Both Joshes in the band talk of dealing with this personally. They, like most of us, have family members who are politically different.

Josh Harrelson’s in-laws are from a more conservative area of Colorado.

“We basically stopped talking about politics when the trans-rights issue on which bathrooms to use came up. They weren’t understanding the issue.”

Josh Rivera’s family is more middle of the road and religious. His mom has worked with teen moms, the homeless, and non-profit organizations. Albeit progressive, her religion makes her more conservative on other issues. Regardless, Rivera was raised to help and support the community. Many a time his family took in friends who needed a place to stay. “That’s how I was raised,” Rivera states.

Because of that, I Am The Owl also gives a lot to the community. They have done toy drives at their shows and a fundraiser for hurricane relief last fall that was matched by Bohemian and Create Places in Fort Collins. They even played New Worst Fest, a concert that benefits the ACLU.

“It’s kind of our responsibility to look after our community,” Josh Harrelson says. “If it’s something we’re benefitting from it’s up to us to put back. If we’ve got a couple of extra bucks at a gig, [we’ll] buy a couple more beers or put it into a community fund.”

“It’s our responsibility to build the community up,” Josh Rivera continues. “If we can send that message out to our fans and 20 or 30 new people show up at our shows; in a few years that’s a big army of people that are willing to fight for what’s right.”

Fun facts about I am The Owl:

  • Both Joshes are happily married guys. Harrelson has kids and is a chemist! He credits his time for music to his patient wife. He also plays in HOSS another local full-time band. How does he do it?!?
  • Josh Rivera is the communications manager for The Music District. He also plays in another band Autumn Burn. Josh has a lovely wife and three lovely dog children.
  • Kyle works at Little Guys Movers and also started running sound at SurfSide!
  • Corey is in New York, but you knew that already.

Their amazing Owl art work was done by local artist, Dusty Ray. You can check out more at



I Am The Owl is certainly a band to check out. They have a really great sound, they support our community and their families, and are truly authentic beings.

They definitely do all they can to PLAY IT FORWARD.

I’m a new fan.

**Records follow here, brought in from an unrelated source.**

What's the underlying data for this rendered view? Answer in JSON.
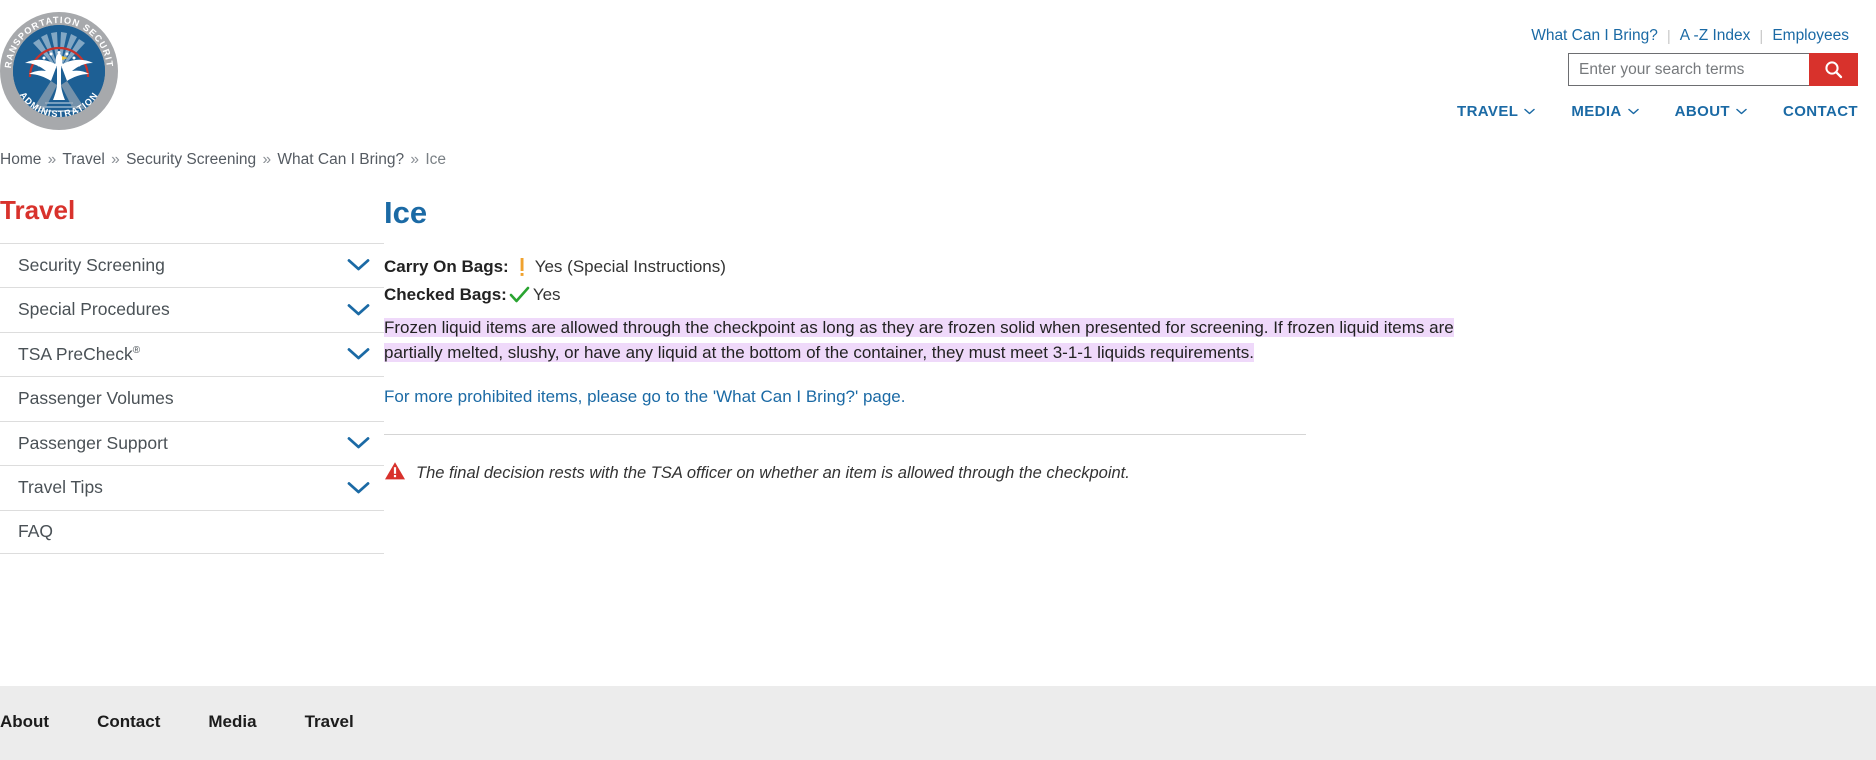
{
  "header": {
    "logo": {
      "outer_text_top": "TRANSPORTATION SECURITY",
      "outer_text_bottom": "ADMINISTRATION",
      "alt": "Transportation Security Administration seal"
    },
    "utility_nav": [
      {
        "label": "What Can I Bring?"
      },
      {
        "label": "A -Z Index"
      },
      {
        "label": "Employees"
      }
    ],
    "utility_separator": "|",
    "search": {
      "placeholder": "Enter your search terms",
      "value": "",
      "button_label": "Search",
      "button_color": "#d8322c"
    },
    "main_nav": [
      {
        "label": "TRAVEL",
        "has_dropdown": true
      },
      {
        "label": "MEDIA",
        "has_dropdown": true
      },
      {
        "label": "ABOUT",
        "has_dropdown": true
      },
      {
        "label": "CONTACT",
        "has_dropdown": false
      }
    ]
  },
  "breadcrumb": {
    "separator": "»",
    "items": [
      {
        "label": "Home",
        "current": false
      },
      {
        "label": "Travel",
        "current": false
      },
      {
        "label": "Security Screening",
        "current": false
      },
      {
        "label": "What Can I Bring?",
        "current": false
      },
      {
        "label": "Ice",
        "current": true
      }
    ]
  },
  "sidebar": {
    "title": "Travel",
    "title_color": "#d8322c",
    "items": [
      {
        "label": "Security Screening",
        "has_chevron": true
      },
      {
        "label": "Special Procedures",
        "has_chevron": true
      },
      {
        "label": "TSA PreCheck",
        "superscript": "®",
        "has_chevron": true
      },
      {
        "label": "Passenger Volumes",
        "has_chevron": false
      },
      {
        "label": "Passenger Support",
        "has_chevron": true
      },
      {
        "label": "Travel Tips",
        "has_chevron": true
      },
      {
        "label": "FAQ",
        "has_chevron": false
      }
    ]
  },
  "main": {
    "title": "Ice",
    "title_color": "#1b6aa5",
    "carry_on": {
      "label": "Carry On Bags:",
      "icon": "exclamation-icon",
      "icon_color": "#f0a22e",
      "value": "Yes (Special Instructions)"
    },
    "checked": {
      "label": "Checked Bags:",
      "icon": "check-icon",
      "icon_color": "#2aa431",
      "value": "Yes"
    },
    "description": "Frozen liquid items are allowed through the checkpoint as long as they are frozen solid when presented for screening. If frozen liquid items are partially melted, slushy, or have any liquid at the bottom of the container, they must meet 3-1-1 liquids requirements.",
    "description_highlight_color": "#efd9fa",
    "more_link": "For more prohibited items, please go to the 'What Can I Bring?' page.",
    "disclaimer": {
      "icon": "warning-triangle-icon",
      "icon_color": "#d8322c",
      "text": "The final decision rests with the TSA officer on whether an item is allowed through the checkpoint."
    }
  },
  "footer": {
    "links": [
      {
        "label": "About"
      },
      {
        "label": "Contact"
      },
      {
        "label": "Media"
      },
      {
        "label": "Travel"
      }
    ]
  }
}
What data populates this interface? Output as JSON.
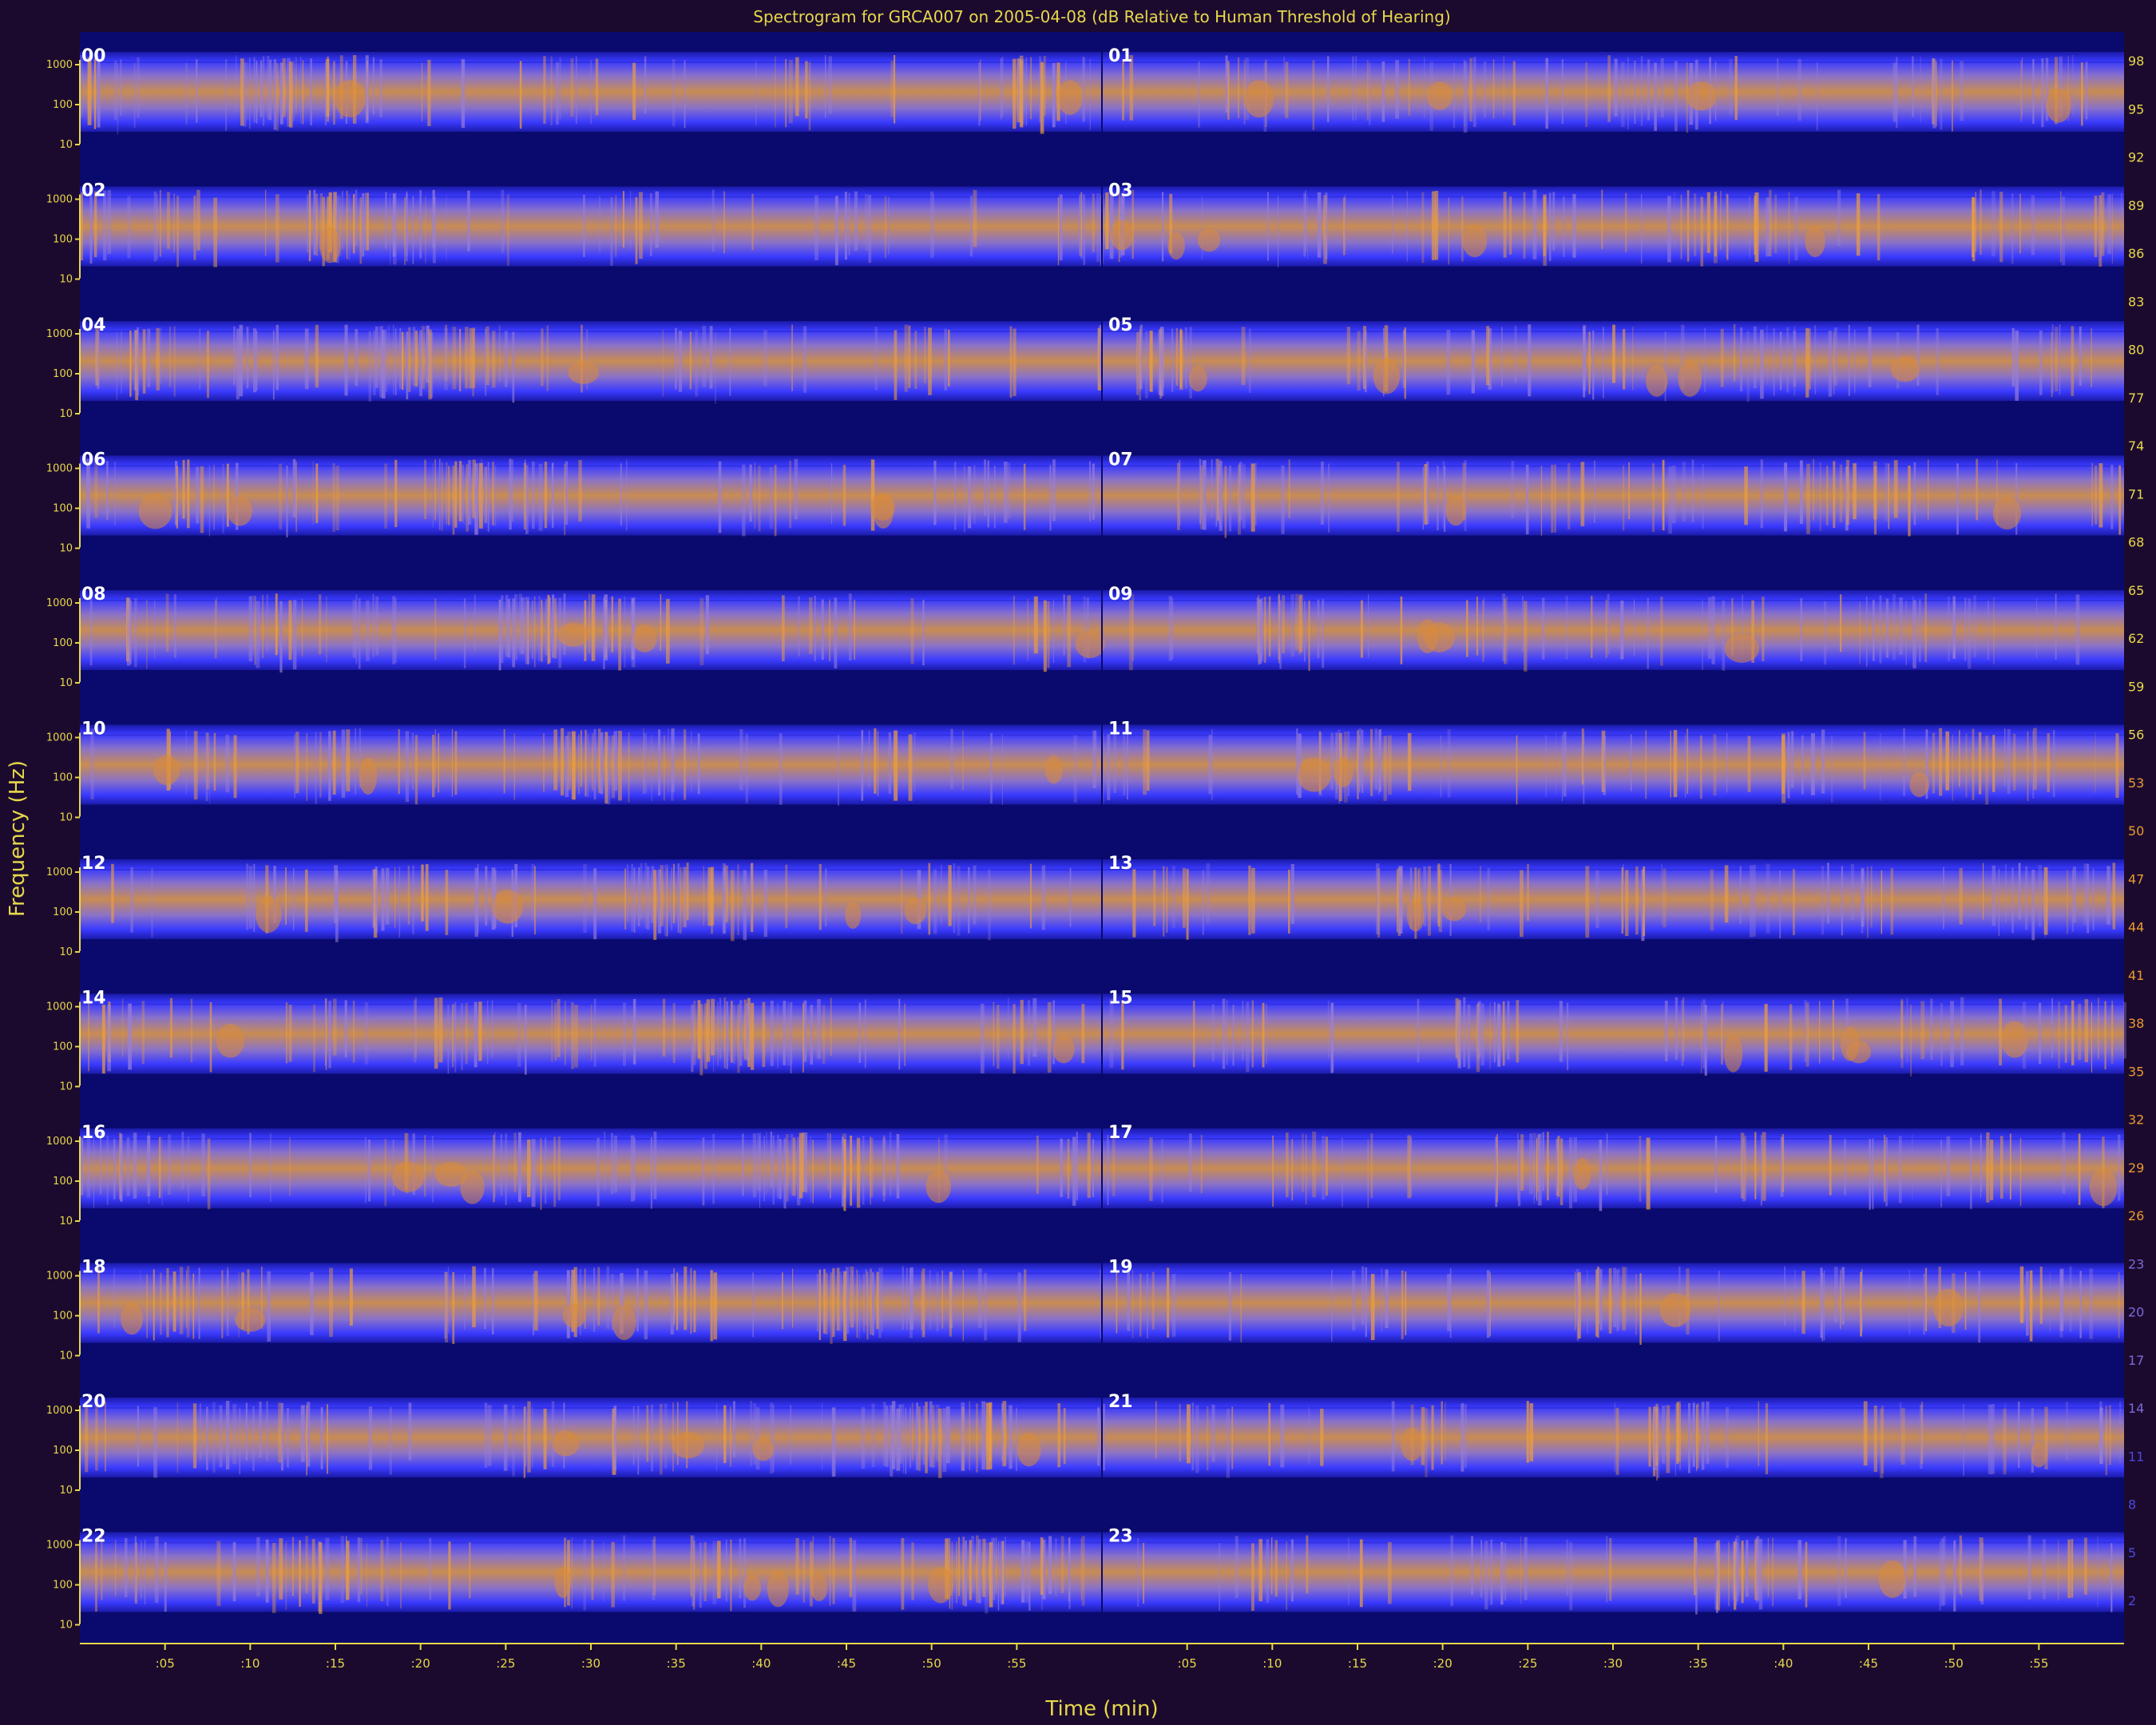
{
  "chart_data": {
    "type": "heatmap",
    "title": "Spectrogram for GRCA007 on 2005-04-08 (dB Relative to Human Threshold of Hearing)",
    "xlabel": "Time (min)",
    "ylabel": "Frequency (Hz)",
    "panel_time_ticks": [
      ":05",
      ":10",
      ":15",
      ":20",
      ":25",
      ":30",
      ":35",
      ":40",
      ":45",
      ":50",
      ":55"
    ],
    "frequency_ticks": [
      "1000",
      "100",
      "10"
    ],
    "hour_labels": [
      "00",
      "01",
      "02",
      "03",
      "04",
      "05",
      "06",
      "07",
      "08",
      "09",
      "10",
      "11",
      "12",
      "13",
      "14",
      "15",
      "16",
      "17",
      "18",
      "19",
      "20",
      "21",
      "22",
      "23"
    ],
    "colorbar_ticks": [
      98,
      95,
      92,
      89,
      86,
      83,
      80,
      77,
      74,
      71,
      68,
      65,
      62,
      59,
      56,
      53,
      50,
      47,
      44,
      41,
      38,
      35,
      32,
      29,
      26,
      23,
      20,
      17,
      14,
      11,
      8,
      5,
      2
    ],
    "colormap": [
      "#0a0a6e",
      "#2424ff",
      "#7a6ad6",
      "#e89a2e"
    ],
    "grid": false
  }
}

I Am The Owl gig dates in April:

April 8th @ Hodi’s w/ The Queers & Bricheros

April 9-13 in the Blasting Room w/ Andrew Berlin

FoCoMX Friday night @ the Whiskey 9:15pm


More info at: http://www.iamtheowl.com/